Two Johns Hopkins APL Instruments Selected for NASA Mission to Explore Europa
Artist’s rendering shows a concept for a future NASA mission to Europa in which a spacecraft would make multiple close flybys of the icy Jovian moon, thought to contain a global subsurface ocean.
Wed, 05/27/2015 - 11:01
Two instruments designed by the Johns Hopkins University Applied Physics Laboratory (APL) in Laurel, Maryland, have been selected for flight aboard a proposed NASA mission to explore Jupiter’s moon Europa and investigate its habitability. The moon has an icy shell that is thought to overlie a saltwater ocean, which many scientists believe harbors conditions that could support life.

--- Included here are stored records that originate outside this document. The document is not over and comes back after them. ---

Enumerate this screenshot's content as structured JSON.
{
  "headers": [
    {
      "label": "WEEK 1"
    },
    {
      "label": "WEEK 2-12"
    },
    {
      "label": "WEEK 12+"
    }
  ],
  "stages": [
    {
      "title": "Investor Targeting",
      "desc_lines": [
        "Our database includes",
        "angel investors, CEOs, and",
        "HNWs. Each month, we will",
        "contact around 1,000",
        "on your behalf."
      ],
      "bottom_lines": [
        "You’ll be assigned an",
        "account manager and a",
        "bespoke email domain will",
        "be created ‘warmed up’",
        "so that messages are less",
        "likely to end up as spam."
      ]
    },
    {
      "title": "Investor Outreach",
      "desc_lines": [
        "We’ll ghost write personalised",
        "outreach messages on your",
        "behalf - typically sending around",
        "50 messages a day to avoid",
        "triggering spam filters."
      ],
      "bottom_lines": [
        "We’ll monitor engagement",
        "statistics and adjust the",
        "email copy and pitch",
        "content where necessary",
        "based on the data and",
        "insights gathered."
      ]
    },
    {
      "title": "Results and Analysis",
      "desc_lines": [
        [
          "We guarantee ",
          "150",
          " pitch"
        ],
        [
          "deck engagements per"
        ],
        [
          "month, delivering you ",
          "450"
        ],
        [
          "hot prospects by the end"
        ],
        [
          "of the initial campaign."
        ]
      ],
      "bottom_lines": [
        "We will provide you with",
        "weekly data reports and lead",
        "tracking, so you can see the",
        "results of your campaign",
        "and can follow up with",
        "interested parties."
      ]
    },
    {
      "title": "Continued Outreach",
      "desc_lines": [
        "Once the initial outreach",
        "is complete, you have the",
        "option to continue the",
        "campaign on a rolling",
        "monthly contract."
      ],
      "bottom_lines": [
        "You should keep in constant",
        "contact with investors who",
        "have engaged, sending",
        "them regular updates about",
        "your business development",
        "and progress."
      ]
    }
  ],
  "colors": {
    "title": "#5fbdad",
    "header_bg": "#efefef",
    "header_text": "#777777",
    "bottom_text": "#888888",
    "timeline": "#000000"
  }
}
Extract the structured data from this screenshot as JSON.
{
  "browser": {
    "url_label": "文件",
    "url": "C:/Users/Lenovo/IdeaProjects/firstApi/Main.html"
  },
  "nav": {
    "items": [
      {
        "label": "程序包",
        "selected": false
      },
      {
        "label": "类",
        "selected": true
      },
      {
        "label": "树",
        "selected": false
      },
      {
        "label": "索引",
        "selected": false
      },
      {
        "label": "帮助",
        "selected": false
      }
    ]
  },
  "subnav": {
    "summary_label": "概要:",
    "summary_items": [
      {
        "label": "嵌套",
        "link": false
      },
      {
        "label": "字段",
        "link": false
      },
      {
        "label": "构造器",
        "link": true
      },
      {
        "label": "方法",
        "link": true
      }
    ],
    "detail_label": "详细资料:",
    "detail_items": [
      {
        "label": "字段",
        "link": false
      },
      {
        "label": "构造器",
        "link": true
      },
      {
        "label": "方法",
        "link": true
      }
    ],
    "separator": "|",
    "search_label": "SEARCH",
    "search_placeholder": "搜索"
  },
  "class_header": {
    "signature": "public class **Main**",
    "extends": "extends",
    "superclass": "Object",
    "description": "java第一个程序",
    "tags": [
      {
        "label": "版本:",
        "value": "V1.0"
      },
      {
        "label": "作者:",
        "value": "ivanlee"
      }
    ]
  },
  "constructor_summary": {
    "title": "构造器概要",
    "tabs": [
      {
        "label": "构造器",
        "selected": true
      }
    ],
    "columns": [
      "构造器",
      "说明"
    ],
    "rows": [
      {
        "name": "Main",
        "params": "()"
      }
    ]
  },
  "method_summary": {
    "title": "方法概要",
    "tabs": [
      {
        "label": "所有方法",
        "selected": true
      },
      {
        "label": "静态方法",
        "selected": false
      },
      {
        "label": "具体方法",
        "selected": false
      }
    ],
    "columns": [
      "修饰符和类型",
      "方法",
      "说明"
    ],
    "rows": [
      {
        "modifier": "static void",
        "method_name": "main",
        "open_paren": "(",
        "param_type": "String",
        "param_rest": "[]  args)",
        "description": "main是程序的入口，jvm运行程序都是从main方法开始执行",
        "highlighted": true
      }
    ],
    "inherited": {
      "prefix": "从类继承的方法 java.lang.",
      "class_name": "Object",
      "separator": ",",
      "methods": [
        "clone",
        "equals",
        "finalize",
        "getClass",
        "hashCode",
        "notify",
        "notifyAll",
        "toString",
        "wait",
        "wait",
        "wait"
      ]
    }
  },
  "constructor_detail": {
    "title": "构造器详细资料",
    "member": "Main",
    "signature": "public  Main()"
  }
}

The Plasma Instrument for Magnetic Sounding (PIMS) will measure the plasma surrounding Europa in order to characterize the magnetic fields generated by plasma currents, thereby enabling precise determinations of the thickness of the ice shell that encases Europa as well as the depth and salinity of the ocean below.
“PIMS will help to unlock the secrets of Europa’s icy shell and hidden sea. By measuring the plasma currents around Europa, along with the magnetic field measurements provided by the Interior Characterization of Europa using Magnetometry (ICEMAG) instrument, we will learn a great deal about Europa’s ice shell and subsurface ocean,” said APL’s Joseph Westlake, principal investigator for PIMS.
APL will also provide the Europa Imaging System (EIS), a high-resolution, dual-camera instrument that will provide near-global coverage at 48-yard (50-meter) resolution, topographic and color maps, and imaging of targeted sites at roughly one-yard (about one-meter) resolution. “EIS will transform our understanding of this fascinating moon by revealing its surface in unprecedented detail and giving us new insights into its ice shell,” said Elizabeth Turtle of APL, principal investigator for EIS. “The EIS team has specifically designed this instrument to be able to take very high-resolution images of Europa’s surface during fast flybys in Jupiter’s high-radiation environment.”
“Europa has tantalized us with its enigmatic icy surface and evidence of a vast ocean, following the amazing data from 11 flybys of the Galileo spacecraft over a decade ago and recent Hubble observations suggesting plumes of water shooting out from the moon,” said John Grunsfeld, associate administrator for NASA’s Science Mission Directorate in Washington. “We’re excited about the potential of this new mission and these instruments to unravel the mysteries of Europa in our quest to find evidence of life beyond Earth.”
In addition to providing the PIMS and EIS instruments, APL will also provide science leadership for two other instruments among the nine selected for the mission. The Laboratory will develop the scanning mirror and the instrument electronics for the Mapping Imaging Spectrometer for Europa (MISE) instrument, led by Diana Blaney of NASA’s Jet Propulsion Laboratory (JPL), with APL’s Charles (Karl) Hibbitts as deputy principal investigator. Wes Patterson of APL will serve as associate deputy principal investigator on Radar for Europa Assessment and Sounding: Ocean to Near-surface (REASON), a radar instrument that will examine and take sounding measurements of the icy crust of Europa; that instrument’s principal investigator is Donald Blankenship of the University of Texas, Austin.
NASA’s fiscal year 2016 budget request includes $30 million to formulate a mission to Europa that would send a solar-powered spacecraft to make multiple close flybys of Jupiter’s smallest moon over a three-year period. In total, the mission would perform 45 flybys at altitudes ranging from 16 miles to 1,700 miles (25 kilometers to 2,700 kilometers).
The Applied Physics Laboratory, a not-for-profit division of The Johns Hopkins University, meets critical national challenges through the innovative application of science and technology. For more information, visit www.jhuapl.edu.